Before going, I’d heard mixed reviews about Dubai. I was unsure if I’d be turned off by its glittering and ostentatious fakeness, or if instead, I’d be enamored and drawn in by its charm and unique breed of the Middle East meets the hybrid of Disney and Las Vegas on crack.
Before my trip to Dubai, I was sort of torn about what to pack. I knew that the United Arab Emirates was Muslim, and thus I’d probably need to be mostly covered, but I’d also read that Dubai was sort of a fashion metropolis, jam-packed with malls teeming with awesome clothing stores. So–what do I do? I wondered. I scoured the Internet (Google searches, Pinterest, etc.) to see what I could find, and I really didn’t find much that told me what was appropriate. Instead, what I found was, “cover your shoulders and knees.” Okay, easy enough, I guess.
So, I thought it safe to pack what I would ordinarily wear and feel it out on the first day and alter my outfits if need be from there on out. Honestly, I don’t know what I was so worried about. I saw girls in skirts, tank tops, spaghetti-strap dresses, etc. Sure, there were plenty of other women completely covered, but lots of Westerners got away with bare shoulders and knees in malls (where you’re supposed to dress modestly as even the signs on the doors tell you so). I always try to respect local customs, so I remained covered while I was in Dubai.
One of the things I loved the most about Dubai was the huge population of Indians and Pakistanis. Of course this is for purely selfish reasons: it’s my favorite cuisine.. ever. (In fact, my friends would probably tell you that it isn’t even worth asking me what kind of food I want to eat when going out–my answer is always “Indian”.)

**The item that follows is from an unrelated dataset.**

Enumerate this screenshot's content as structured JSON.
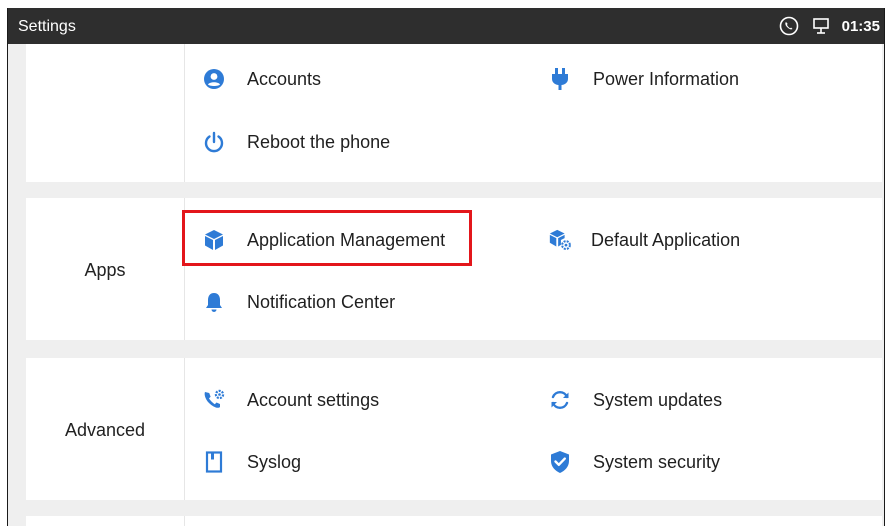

One evening in Dubai, I was dying to visit the older areas of the city–the areas that aren’t flooded with tourists, malls, and skyscrapers. So my friend and I headed towards the gold souq so I could do a bit of ogling and we could see a different side of the city.